> **INPUT**:
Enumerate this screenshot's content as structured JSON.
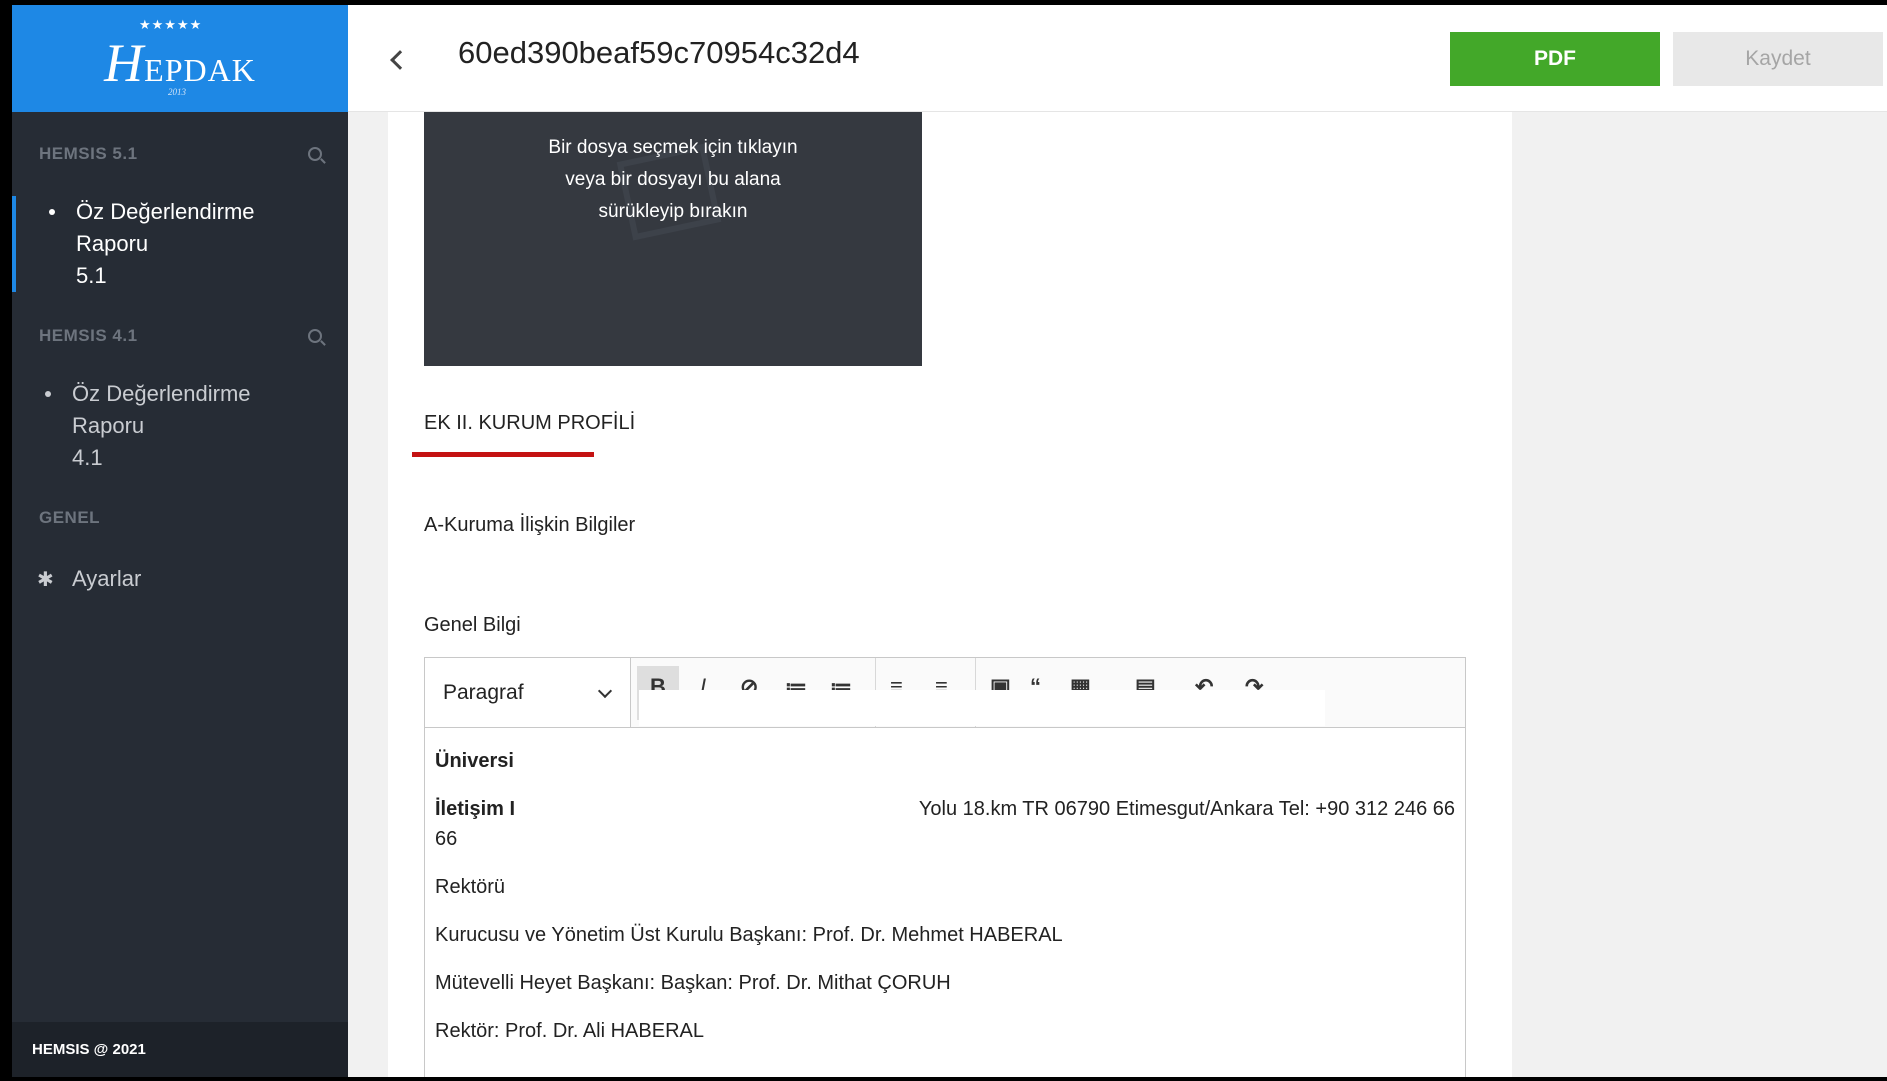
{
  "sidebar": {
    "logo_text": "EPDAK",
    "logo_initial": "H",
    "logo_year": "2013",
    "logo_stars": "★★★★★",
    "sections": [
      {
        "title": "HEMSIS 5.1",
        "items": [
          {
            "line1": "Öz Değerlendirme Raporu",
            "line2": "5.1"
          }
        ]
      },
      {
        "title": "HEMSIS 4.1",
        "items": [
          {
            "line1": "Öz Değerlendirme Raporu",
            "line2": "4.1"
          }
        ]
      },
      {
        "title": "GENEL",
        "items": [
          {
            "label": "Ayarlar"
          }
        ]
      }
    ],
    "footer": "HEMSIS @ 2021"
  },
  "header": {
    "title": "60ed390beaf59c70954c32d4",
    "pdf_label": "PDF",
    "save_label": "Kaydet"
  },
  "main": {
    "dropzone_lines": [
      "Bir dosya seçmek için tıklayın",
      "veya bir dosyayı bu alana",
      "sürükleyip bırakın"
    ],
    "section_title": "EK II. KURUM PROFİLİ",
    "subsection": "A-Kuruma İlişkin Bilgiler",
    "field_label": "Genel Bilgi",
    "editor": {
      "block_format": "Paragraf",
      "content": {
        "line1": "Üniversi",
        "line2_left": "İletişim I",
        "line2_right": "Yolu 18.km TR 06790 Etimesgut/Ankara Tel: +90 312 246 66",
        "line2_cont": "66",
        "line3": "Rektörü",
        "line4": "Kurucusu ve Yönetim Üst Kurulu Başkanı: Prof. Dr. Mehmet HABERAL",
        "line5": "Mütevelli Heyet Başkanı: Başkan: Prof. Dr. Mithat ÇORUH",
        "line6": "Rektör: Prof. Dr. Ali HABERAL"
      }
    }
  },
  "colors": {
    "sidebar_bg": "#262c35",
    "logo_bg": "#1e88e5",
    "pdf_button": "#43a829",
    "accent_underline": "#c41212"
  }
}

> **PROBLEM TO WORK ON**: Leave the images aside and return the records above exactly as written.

> **YOUR RESPONSE**:
Enumerate this screenshot's content as structured JSON.
{
  "sidebar": {
    "logo_text": "EPDAK",
    "logo_initial": "H",
    "logo_year": "2013",
    "logo_stars": "★★★★★",
    "sections": [
      {
        "title": "HEMSIS 5.1",
        "items": [
          {
            "line1": "Öz Değerlendirme Raporu",
            "line2": "5.1"
          }
        ]
      },
      {
        "title": "HEMSIS 4.1",
        "items": [
          {
            "line1": "Öz Değerlendirme Raporu",
            "line2": "4.1"
          }
        ]
      },
      {
        "title": "GENEL",
        "items": [
          {
            "label": "Ayarlar"
          }
        ]
      }
    ],
    "footer": "HEMSIS @ 2021"
  },
  "header": {
    "title": "60ed390beaf59c70954c32d4",
    "pdf_label": "PDF",
    "save_label": "Kaydet"
  },
  "main": {
    "dropzone_lines": [
      "Bir dosya seçmek için tıklayın",
      "veya bir dosyayı bu alana",
      "sürükleyip bırakın"
    ],
    "section_title": "EK II. KURUM PROFİLİ",
    "subsection": "A-Kuruma İlişkin Bilgiler",
    "field_label": "Genel Bilgi",
    "editor": {
      "block_format": "Paragraf",
      "content": {
        "line1": "Üniversi",
        "line2_left": "İletişim I",
        "line2_right": "Yolu 18.km TR 06790 Etimesgut/Ankara Tel: +90 312 246 66",
        "line2_cont": "66",
        "line3": "Rektörü",
        "line4": "Kurucusu ve Yönetim Üst Kurulu Başkanı: Prof. Dr. Mehmet HABERAL",
        "line5": "Mütevelli Heyet Başkanı: Başkan: Prof. Dr. Mithat ÇORUH",
        "line6": "Rektör: Prof. Dr. Ali HABERAL"
      }
    }
  },
  "colors": {
    "sidebar_bg": "#262c35",
    "logo_bg": "#1e88e5",
    "pdf_button": "#43a829",
    "accent_underline": "#c41212"
  }
}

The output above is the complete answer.